** Opening THE RECORDS block **
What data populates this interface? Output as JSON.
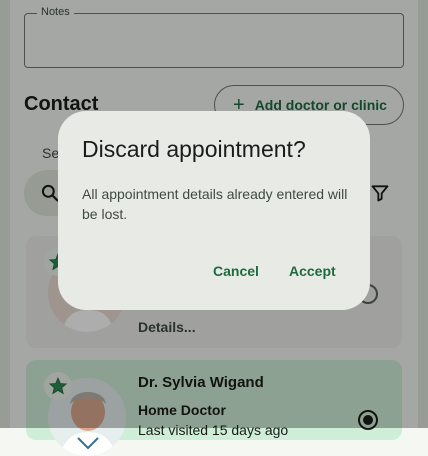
{
  "notes": {
    "label": "Notes"
  },
  "contact": {
    "title": "Contact",
    "add_button_label": "Add doctor or clinic",
    "search_hint": "Se"
  },
  "cards": [
    {
      "name": "",
      "role": "",
      "details_label": "Details...",
      "selected": false,
      "favorite": true
    },
    {
      "name": "Dr. Sylvia Wigand",
      "role": "Home Doctor",
      "last_visited": "Last visited 15 days ago",
      "selected": true,
      "favorite": true
    }
  ],
  "dialog": {
    "title": "Discard appointment?",
    "body": "All appointment details already entered will be lost.",
    "cancel_label": "Cancel",
    "accept_label": "Accept"
  },
  "colors": {
    "accent": "#1d6b3f",
    "selected_card": "#cfeed7",
    "dialog_surface": "#e8ebe5"
  }
}
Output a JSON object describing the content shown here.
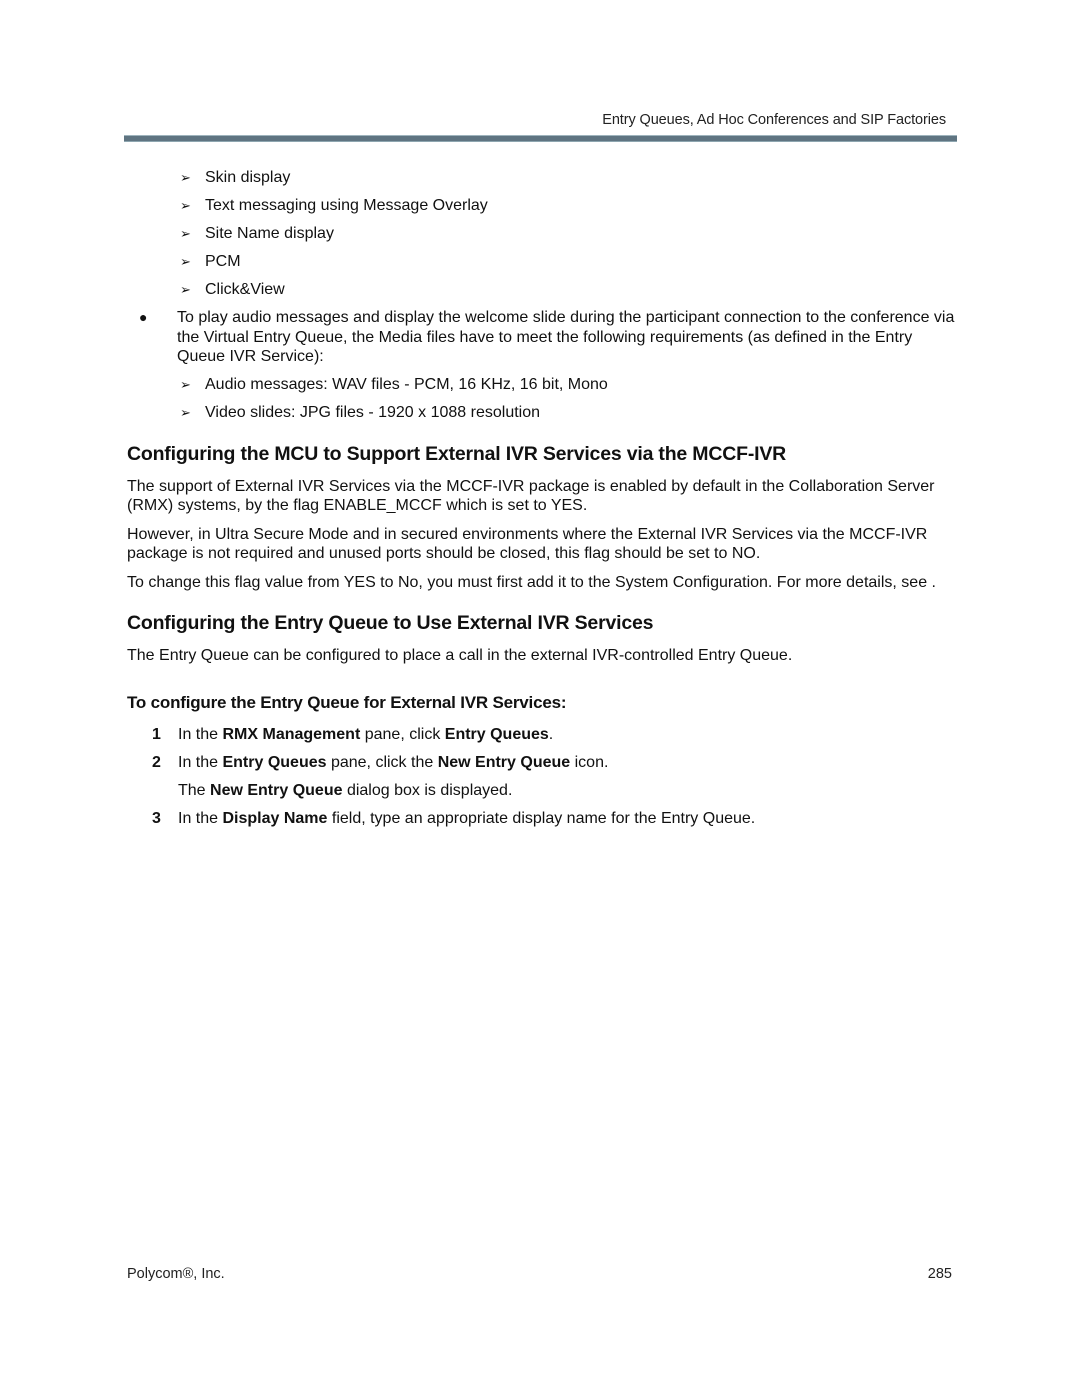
{
  "header": {
    "running_title": "Entry Queues, Ad Hoc Conferences and SIP Factories",
    "rule_color": "#5f7481"
  },
  "top_list": {
    "items": [
      "Skin display",
      "Text messaging using Message Overlay",
      "Site Name display",
      "PCM",
      "Click&View"
    ]
  },
  "bullet": {
    "text": "To play audio messages and display the welcome slide during the participant connection to the conference via the Virtual Entry Queue, the Media files have to meet the following requirements (as defined in the Entry Queue IVR Service):",
    "sub_items": [
      "Audio messages: WAV files - PCM, 16 KHz, 16 bit, Mono",
      "Video slides: JPG files - 1920 x 1088 resolution"
    ]
  },
  "section1": {
    "heading": "Configuring the MCU to Support External IVR Services via the MCCF-IVR",
    "paragraphs": [
      "The support of External IVR Services via the MCCF-IVR package is enabled by default in the Collaboration Server (RMX) systems, by the flag ENABLE_MCCF which is set to YES.",
      "However, in Ultra Secure Mode and in secured environments where the External IVR Services via the MCCF-IVR package is not required and unused ports should be closed, this flag should be set to NO.",
      "To change this flag value from YES to No, you must first add it to the System Configuration. For more details, see ."
    ]
  },
  "section2": {
    "heading": "Configuring the Entry Queue to Use External IVR Services",
    "paragraph": "The Entry Queue can be configured to place a call in the external IVR-controlled Entry Queue.",
    "procedure_heading": "To configure the Entry Queue for External IVR Services:",
    "steps": [
      {
        "num": "1",
        "t1": "In the ",
        "b1": "RMX Management",
        "t2": " pane, click ",
        "b2": "Entry Queues",
        "t3": "."
      },
      {
        "num": "2",
        "t1": "In the ",
        "b1": "Entry Queues",
        "t2": " pane, click the ",
        "b2": "New Entry Queue",
        "t3": " icon."
      },
      {
        "num": "3",
        "t1": "In the ",
        "b1": "Display Name",
        "t2": " field, type an appropriate display name for the Entry Queue.",
        "b2": "",
        "t3": ""
      }
    ],
    "step2_note": {
      "t1": "The ",
      "b1": "New Entry Queue",
      "t2": " dialog box is displayed."
    }
  },
  "footer": {
    "company": "Polycom®, Inc.",
    "page_number": "285"
  },
  "icons": {
    "arrow_bullet": "➢",
    "round_bullet": "●"
  }
}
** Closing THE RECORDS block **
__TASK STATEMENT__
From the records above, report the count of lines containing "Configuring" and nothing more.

__SOLUTION TO THIS EXERCISE__
2